Add St. Lucia News Online on Whatsapp +1758 712 6700; get major headlines and source us with news tips, photos, and videos

Custom plates for Trinidad & Tobago in January

By Trinidad Guardian

 Share This On:

Ro­han Sinanan

(TRINIDAD GUARDIAN) —  The new li­cense plate sys­tem, which would in­clude ra­dio fre­quen­cy iden­ti­fi­ca­tion mark­ers should be avail­able from ear­ly next year, Min­is­ter of Works and Trans­port Ro­han Sinanan has said.

The Min­is­ter, who was a guest speak­er at the An­nu­al Gen­er­al Meet­ing of the Con­sular Corps at the Rad­di­son yes­ter­day, said the sys­tem which would al­low for cus­tomised in­di­vid­ual iden­ti­fi­ca­tion plates could be in place by as ear­ly as Jan­u­ary.

The Con­sular Corps is the rep­re­sen­ta­tive body of this coun­try’s diplo­mat­ic rep­re­sen­ta­tives to var­i­ous coun­tries across the world.

“We are com­ing with the ID plates which will ben­e­fit most of you in this room, where you could go and pay for your cus­tomised num­ber plate,” said Sinanan.

Sinanan said the im­ple­men­ta­tion of the plates would aid in the crime fight and would al­so aid in clamp­ing down on one of many “un­eth­i­cal prac­tices” which had de­vel­oped in the li­cens­ing di­vi­sion where spe­cif­ic li­cense plate num­bers were sold to per­sons for an ad­di­tion­al fee.

Sinanan al­so ex­plained that it would al­so aid the po­lice in the iden­ti­fi­ca­tion of fake li­cense plates on stolen ve­hi­cles, as they would no longer be able to have plates cre­at­ed at var­i­ous car shops and oth­er lo­ca­tions across the coun­try.

“We are go­ing to cre­ate a plate es­pe­cial­ly for you, so that way you can iden­ti­fy your­self. That tech­nol­o­gy gives us the abil­i­ty to do that,” said the Min­is­ter, who al­so said it was no sur­prise that since there were at­tempts to com­put­erise the li­cens­ing di­vi­sion, that per­sons have been charged for fraud, as he es­ti­mat­ed mil­lions of dol­lars had been ob­tained fraud­u­lent­ly through­out the di­vi­sion over the years.
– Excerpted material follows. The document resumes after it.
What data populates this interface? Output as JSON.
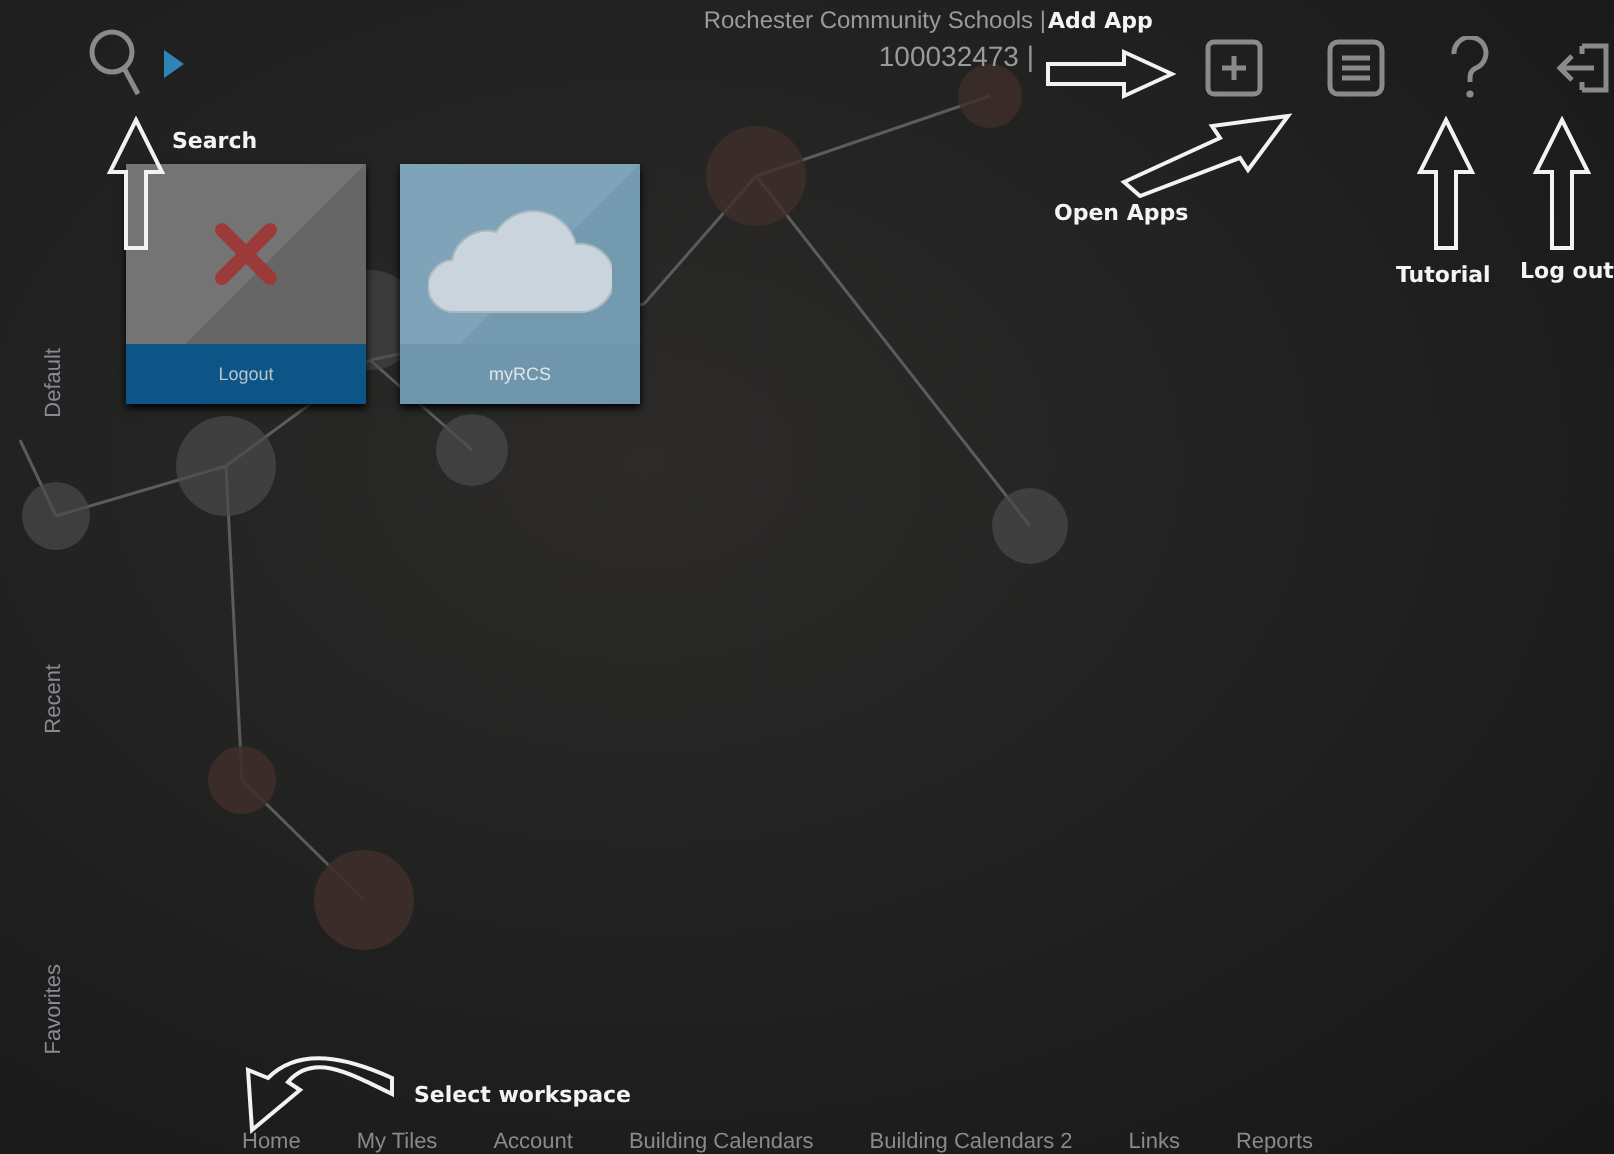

He al­so re­vealed plans to al­low for on­line ap­pli­ca­tion for cer­ti­fied copies and de­liv­ery via TTPost, which he es­ti­mat­ed would re­duce the num­ber of peo­ple head­ing in­to li­cens­ing of­fices by 30 per cent.

The Min­is­ter said his min­istry was al­so fo­cus­ing on re­vamp­ing the port in this coun­try, which he be­lieved was an in­dus­try which could act as a buffer for dips in fi­nan­cial rev­enue from the en­er­gy sec­tor.

“We have a sit­u­a­tion here where our port could help us sig­nif­i­cant­ly when there is a de­cline in the oil price and the de­cline in the pro­duc­tion and we have nev­er tak­en ad­van­tage of that,” said the Min­is­ter, “The mar­itime sec­tor, that is a sec­tor that the Min­istry of Works is re­al­ly fo­cus­ing on and try­ing to de­vel­op that sec­tor so that we could move away from oil and gas.”

The Min­is­ter said the Port, like the Li­cens­ing of­fice be­fore it, had been left in a spe­cif­ic state to ben­e­fit spe­cif­ic group who flour­ished un­der the cur­rent struc­ture. He said while these is­sues can be eas­i­ly ig­nored when the coun­try’s cash flow is healthy, giv­en the eco­nom­ic chal­lenges re­cent­ly, these struc­tures need­ed change.

In par­tic­u­lar, he lament­ed the lack of ma­ri­na in To­ba­go, giv­en the sig­nif­i­cant amount of yachties in Trinidad.

This article was posted in its entirety as received by This media house does not correct any spelling or grammatical error within press releases and commentaries. The views expressed therein are not necessarily those of, its sponsors or advertisers.

Leave a Reply

Your email address will not be published.

This site uses Akismet to reduce spam. Learn how your comment data is processed.